# Derive state space model

I'm trying to derive the state space model for the following system: $L\ddot{\theta}-g\sin(\theta)-\ddot{z}\sin(\theta) = 0$

I'm allowed to use that $\sin(\theta) \approx \theta$. And I must set $x_1 = \theta, x_2 = \dot{\theta}$, input $u = \ddot{z}$, output $y = \theta$.

This is what I've come up with: \begin{equation*} \dot{x} = \begin{bmatrix} \dot{x}_1 \\ \dot{x}_2 \end{bmatrix} = Ax + Bu = \begin{bmatrix} 0 & 1 \\ \frac{g}{L} & 0 \end{bmatrix} x + \begin{bmatrix} 0 \\ \frac{\theta}{L} \end{bmatrix} u \end{equation*} \begin{equation*} y = Cx + Du = \begin{bmatrix} 1 & 0 \end{bmatrix}x \end{equation*}

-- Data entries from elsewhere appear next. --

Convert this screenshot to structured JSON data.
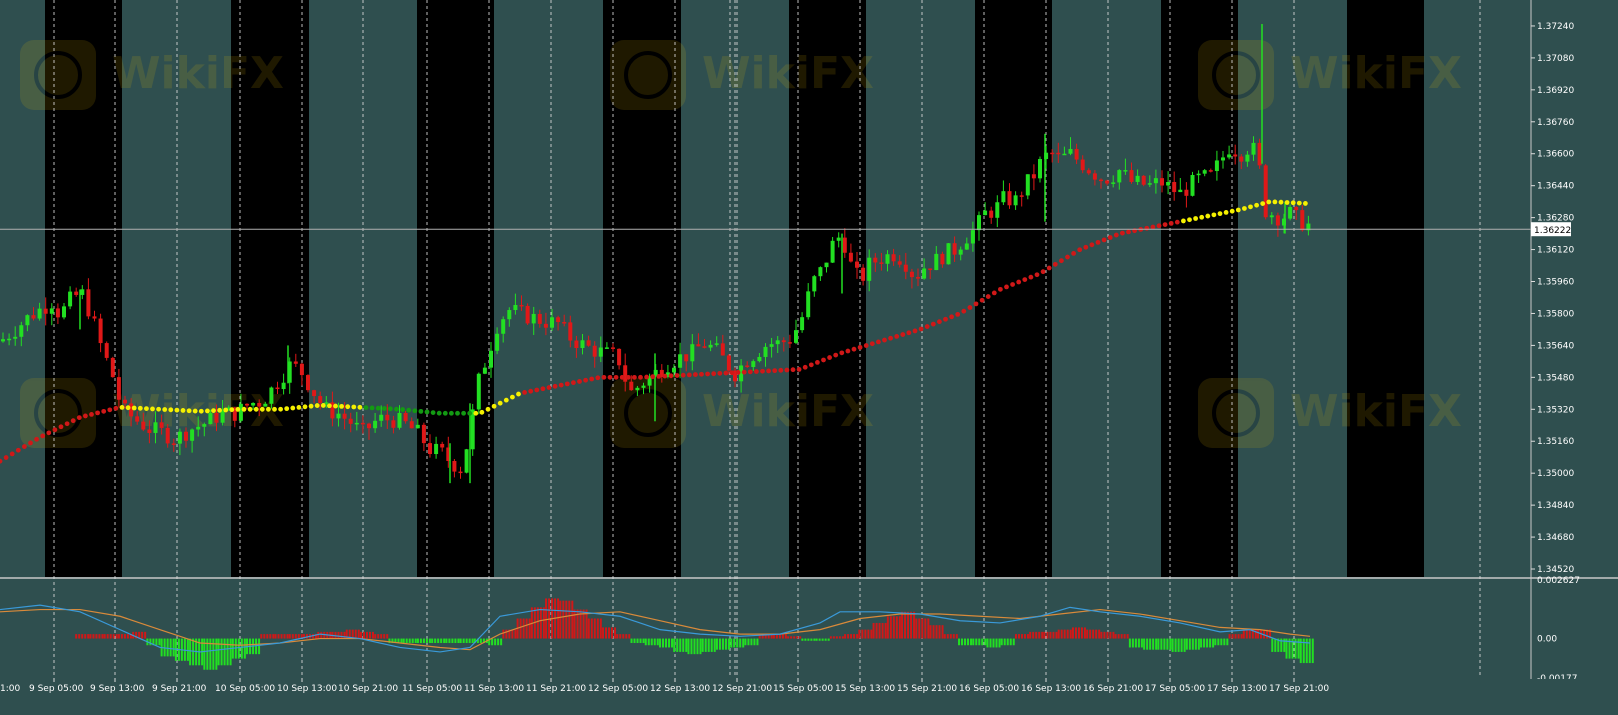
{
  "chart_data": [
    {
      "type": "candlestick",
      "title": "",
      "timeframe": "H1",
      "price_axis_ticks": [
        "1.37240",
        "1.37080",
        "1.36920",
        "1.36760",
        "1.36600",
        "1.36440",
        "1.36280",
        "1.36120",
        "1.35960",
        "1.35800",
        "1.35640",
        "1.35480",
        "1.35320",
        "1.35160",
        "1.35000",
        "1.34840",
        "1.34680",
        "1.34520"
      ],
      "ylim": [
        1.3448,
        1.3737
      ],
      "current_price": "1.36222",
      "time_axis_labels": [
        "9 Sep 05:00",
        "9 Sep 13:00",
        "9 Sep 21:00",
        "10 Sep 05:00",
        "10 Sep 13:00",
        "10 Sep 21:00",
        "11 Sep 05:00",
        "11 Sep 13:00",
        "11 Sep 21:00",
        "12 Sep 05:00",
        "12 Sep 13:00",
        "12 Sep 21:00",
        "15 Sep 05:00",
        "15 Sep 13:00",
        "15 Sep 21:00",
        "16 Sep 05:00",
        "16 Sep 13:00",
        "16 Sep 21:00",
        "17 Sep 05:00",
        "17 Sep 13:00",
        "17 Sep 21:00"
      ],
      "left_cut_label": "1:00",
      "price_path": [
        [
          0,
          1.3566
        ],
        [
          15,
          1.3572
        ],
        [
          28,
          1.3578
        ],
        [
          40,
          1.3582
        ],
        [
          52,
          1.3586
        ],
        [
          60,
          1.3579
        ],
        [
          72,
          1.3588
        ],
        [
          82,
          1.359
        ],
        [
          92,
          1.3578
        ],
        [
          102,
          1.3562
        ],
        [
          112,
          1.355
        ],
        [
          122,
          1.3532
        ],
        [
          135,
          1.3527
        ],
        [
          150,
          1.3522
        ],
        [
          165,
          1.352
        ],
        [
          175,
          1.3517
        ],
        [
          190,
          1.3522
        ],
        [
          205,
          1.3525
        ],
        [
          222,
          1.353
        ],
        [
          236,
          1.353
        ],
        [
          250,
          1.3535
        ],
        [
          262,
          1.3536
        ],
        [
          275,
          1.3544
        ],
        [
          290,
          1.3554
        ],
        [
          300,
          1.3552
        ],
        [
          312,
          1.3542
        ],
        [
          325,
          1.3532
        ],
        [
          338,
          1.353
        ],
        [
          352,
          1.3525
        ],
        [
          362,
          1.352
        ],
        [
          378,
          1.3527
        ],
        [
          392,
          1.3527
        ],
        [
          404,
          1.3525
        ],
        [
          418,
          1.352
        ],
        [
          430,
          1.3512
        ],
        [
          442,
          1.351
        ],
        [
          450,
          1.3506
        ],
        [
          462,
          1.3502
        ],
        [
          470,
          1.3522
        ],
        [
          478,
          1.3545
        ],
        [
          488,
          1.356
        ],
        [
          497,
          1.3574
        ],
        [
          508,
          1.3582
        ],
        [
          520,
          1.358
        ],
        [
          532,
          1.3578
        ],
        [
          545,
          1.3576
        ],
        [
          558,
          1.3575
        ],
        [
          570,
          1.3568
        ],
        [
          580,
          1.3565
        ],
        [
          592,
          1.3562
        ],
        [
          605,
          1.356
        ],
        [
          618,
          1.3558
        ],
        [
          630,
          1.354
        ],
        [
          642,
          1.3545
        ],
        [
          655,
          1.355
        ],
        [
          668,
          1.3555
        ],
        [
          680,
          1.3558
        ],
        [
          692,
          1.356
        ],
        [
          703,
          1.3565
        ],
        [
          715,
          1.3562
        ],
        [
          725,
          1.3556
        ],
        [
          735,
          1.355
        ],
        [
          745,
          1.3556
        ],
        [
          755,
          1.356
        ],
        [
          768,
          1.3565
        ],
        [
          780,
          1.3565
        ],
        [
          792,
          1.3568
        ],
        [
          802,
          1.3578
        ],
        [
          812,
          1.3595
        ],
        [
          822,
          1.3602
        ],
        [
          832,
          1.3614
        ],
        [
          842,
          1.362
        ],
        [
          850,
          1.3605
        ],
        [
          860,
          1.3596
        ],
        [
          870,
          1.3605
        ],
        [
          882,
          1.3608
        ],
        [
          895,
          1.361
        ],
        [
          905,
          1.3606
        ],
        [
          915,
          1.3598
        ],
        [
          925,
          1.3604
        ],
        [
          935,
          1.3606
        ],
        [
          945,
          1.361
        ],
        [
          955,
          1.3612
        ],
        [
          965,
          1.3618
        ],
        [
          975,
          1.3622
        ],
        [
          985,
          1.363
        ],
        [
          995,
          1.3632
        ],
        [
          1005,
          1.3638
        ],
        [
          1015,
          1.3636
        ],
        [
          1025,
          1.3644
        ],
        [
          1035,
          1.365
        ],
        [
          1043,
          1.3658
        ],
        [
          1052,
          1.366
        ],
        [
          1060,
          1.3657
        ],
        [
          1070,
          1.366
        ],
        [
          1080,
          1.3656
        ],
        [
          1090,
          1.3652
        ],
        [
          1100,
          1.3648
        ],
        [
          1110,
          1.3648
        ],
        [
          1120,
          1.3652
        ],
        [
          1130,
          1.3646
        ],
        [
          1140,
          1.3645
        ],
        [
          1150,
          1.3644
        ],
        [
          1160,
          1.3646
        ],
        [
          1170,
          1.3643
        ],
        [
          1180,
          1.364
        ],
        [
          1190,
          1.3644
        ],
        [
          1200,
          1.3648
        ],
        [
          1210,
          1.3648
        ],
        [
          1220,
          1.3656
        ],
        [
          1230,
          1.3664
        ],
        [
          1240,
          1.366
        ],
        [
          1250,
          1.3664
        ],
        [
          1258,
          1.3659
        ],
        [
          1264,
          1.3632
        ],
        [
          1272,
          1.363
        ],
        [
          1280,
          1.3628
        ],
        [
          1290,
          1.363
        ],
        [
          1300,
          1.3626
        ],
        [
          1310,
          1.3624
        ]
      ],
      "spikes": [
        [
          1262,
          1.3725,
          1.3655
        ],
        [
          1045,
          1.367,
          1.3626
        ],
        [
          1285,
          1.3636,
          1.362
        ],
        [
          842,
          1.362,
          1.359
        ],
        [
          450,
          1.3515,
          1.3495
        ],
        [
          470,
          1.3535,
          1.3495
        ],
        [
          80,
          1.3592,
          1.3572
        ],
        [
          288,
          1.3564,
          1.3545
        ],
        [
          655,
          1.356,
          1.3526
        ]
      ],
      "moving_average": {
        "ylim_points": [
          [
            0,
            1.3506
          ],
          [
            40,
            1.3518
          ],
          [
            80,
            1.3528
          ],
          [
            120,
            1.3533
          ],
          [
            160,
            1.3532
          ],
          [
            200,
            1.3531
          ],
          [
            240,
            1.3532
          ],
          [
            280,
            1.3532
          ],
          [
            320,
            1.3534
          ],
          [
            360,
            1.3533
          ],
          [
            400,
            1.3532
          ],
          [
            440,
            1.353
          ],
          [
            480,
            1.353
          ],
          [
            520,
            1.354
          ],
          [
            560,
            1.3544
          ],
          [
            600,
            1.3548
          ],
          [
            640,
            1.3548
          ],
          [
            680,
            1.3549
          ],
          [
            720,
            1.355
          ],
          [
            760,
            1.3551
          ],
          [
            800,
            1.3552
          ],
          [
            840,
            1.356
          ],
          [
            880,
            1.3566
          ],
          [
            920,
            1.3572
          ],
          [
            960,
            1.358
          ],
          [
            1000,
            1.3592
          ],
          [
            1040,
            1.36
          ],
          [
            1080,
            1.3612
          ],
          [
            1120,
            1.362
          ],
          [
            1160,
            1.3624
          ],
          [
            1200,
            1.3628
          ],
          [
            1240,
            1.3632
          ],
          [
            1270,
            1.3636
          ],
          [
            1310,
            1.3635
          ]
        ],
        "segments": [
          {
            "from": 0,
            "to": 120,
            "color": "#d01818"
          },
          {
            "from": 120,
            "to": 362,
            "color": "#f5f000"
          },
          {
            "from": 362,
            "to": 475,
            "color": "#139a13"
          },
          {
            "from": 475,
            "to": 520,
            "color": "#f5f000"
          },
          {
            "from": 520,
            "to": 1180,
            "color": "#d01818"
          },
          {
            "from": 1180,
            "to": 1265,
            "color": "#f5f000"
          },
          {
            "from": 1265,
            "to": 1310,
            "color": "#f5f000"
          }
        ]
      }
    },
    {
      "type": "histogram",
      "title": "",
      "indicator": "MACD",
      "axis_ticks": [
        "0.002627",
        "0.00",
        "-0.00177"
      ],
      "ylim": [
        -0.00177,
        0.002627
      ],
      "histogram": [
        0,
        0,
        0,
        0,
        0,
        0.0002,
        0.0002,
        0.0002,
        0.0002,
        0.0003,
        -0.0003,
        -0.0008,
        -0.001,
        -0.0012,
        -0.0014,
        -0.0012,
        -0.0009,
        -0.0007,
        0.0002,
        0.0002,
        0.0002,
        0.0002,
        0.0003,
        0.0003,
        0.0004,
        0.0003,
        0.0002,
        -0.0002,
        -0.0002,
        -0.0002,
        -0.0002,
        -0.0002,
        -0.0002,
        -0.0002,
        -0.0003,
        0.0004,
        0.0009,
        0.0014,
        0.0018,
        0.0017,
        0.0013,
        0.0009,
        0.0005,
        0.0002,
        -0.0002,
        -0.0003,
        -0.0004,
        -0.0006,
        -0.0007,
        -0.0006,
        -0.0005,
        -0.0004,
        -0.0003,
        0.0002,
        0.0002,
        0.0001,
        -0.0001,
        -0.0001,
        0.0001,
        0.0002,
        0.0004,
        0.0007,
        0.001,
        0.0012,
        0.0009,
        0.0006,
        0.0002,
        -0.0003,
        -0.0003,
        -0.0004,
        -0.0003,
        0.0002,
        0.0003,
        0.0003,
        0.0004,
        0.0005,
        0.0004,
        0.0003,
        0.0002,
        -0.0004,
        -0.0005,
        -0.0005,
        -0.0006,
        -0.0005,
        -0.0004,
        -0.0003,
        0.0002,
        0.0004,
        0.0004,
        -0.0006,
        -0.0009,
        -0.0011
      ],
      "macd_line": [
        [
          0,
          0.0013
        ],
        [
          40,
          0.0015
        ],
        [
          80,
          0.0012
        ],
        [
          120,
          0.0004
        ],
        [
          160,
          -0.0004
        ],
        [
          200,
          -0.0006
        ],
        [
          240,
          -0.0004
        ],
        [
          280,
          -0.0002
        ],
        [
          320,
          0.0002
        ],
        [
          360,
          0.0
        ],
        [
          400,
          -0.0004
        ],
        [
          440,
          -0.0006
        ],
        [
          470,
          -0.0004
        ],
        [
          500,
          0.001
        ],
        [
          540,
          0.0013
        ],
        [
          580,
          0.0012
        ],
        [
          620,
          0.001
        ],
        [
          660,
          0.0004
        ],
        [
          700,
          0.0002
        ],
        [
          740,
          0.0001
        ],
        [
          780,
          0.0002
        ],
        [
          820,
          0.0007
        ],
        [
          840,
          0.0012
        ],
        [
          880,
          0.0012
        ],
        [
          920,
          0.0011
        ],
        [
          960,
          0.0008
        ],
        [
          1000,
          0.0007
        ],
        [
          1040,
          0.001
        ],
        [
          1070,
          0.0014
        ],
        [
          1100,
          0.0012
        ],
        [
          1140,
          0.001
        ],
        [
          1180,
          0.0007
        ],
        [
          1220,
          0.0003
        ],
        [
          1250,
          0.0004
        ],
        [
          1280,
          -0.0001
        ],
        [
          1310,
          -0.0002
        ]
      ],
      "signal_line": [
        [
          0,
          0.0012
        ],
        [
          40,
          0.0013
        ],
        [
          80,
          0.0013
        ],
        [
          120,
          0.001
        ],
        [
          160,
          0.0004
        ],
        [
          200,
          -0.0002
        ],
        [
          240,
          -0.0003
        ],
        [
          280,
          -0.0002
        ],
        [
          320,
          0.0
        ],
        [
          360,
          0.0
        ],
        [
          400,
          -0.0002
        ],
        [
          440,
          -0.0004
        ],
        [
          470,
          -0.0005
        ],
        [
          500,
          0.0002
        ],
        [
          540,
          0.0008
        ],
        [
          580,
          0.0011
        ],
        [
          620,
          0.0012
        ],
        [
          660,
          0.0008
        ],
        [
          700,
          0.0004
        ],
        [
          740,
          0.0002
        ],
        [
          780,
          0.0002
        ],
        [
          820,
          0.0004
        ],
        [
          860,
          0.0009
        ],
        [
          900,
          0.0011
        ],
        [
          940,
          0.0011
        ],
        [
          980,
          0.001
        ],
        [
          1020,
          0.0009
        ],
        [
          1060,
          0.0011
        ],
        [
          1100,
          0.0013
        ],
        [
          1140,
          0.0011
        ],
        [
          1180,
          0.0008
        ],
        [
          1220,
          0.0005
        ],
        [
          1260,
          0.0004
        ],
        [
          1290,
          0.0002
        ],
        [
          1310,
          0.0001
        ]
      ]
    }
  ],
  "colors": {
    "background_light": "#2f4f4f",
    "background_dark": "#000000",
    "bull": "#22e022",
    "bear": "#e01818",
    "macd_line": "#3a9ad9",
    "signal_line": "#d98a3a",
    "hist_pos": "#d01818",
    "hist_neg": "#22e022",
    "axis_text": "#ffffff",
    "grid": "#dddddd"
  },
  "watermark": "WikiFX"
}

But I can't have the $\theta$ in $B$, since that is equal to $x_1 = y = \theta$, right? How should I solve it?

• Who is $g$? A constant? – Math1000 Nov 22 '16 at 21:16
• As in $$g \approx 9.80665\ \mathrm m\ \mathrm s^{-2}\quad \large ?$$ – Math1000 Nov 22 '16 at 21:21
• Yes, exactly! But $g\approx 9.82 ms^{-2}$ in Sweden ;) – user1415066 Nov 22 '16 at 21:24
This is a nonlinear model, even if you linearize $\sin\theta$ to $\theta$. If you want to linearize it further you would also have to assume that $\theta$ stays close to one value and use that value to define $B$. But if you want to solve this differential equation you could use separation of variables,
$$\int\!\!\!\int \frac{1}{\sin\theta} d\theta\,d\theta = \int\!\!\!\int \frac{g + u(t)}{L}dt\,dt,$$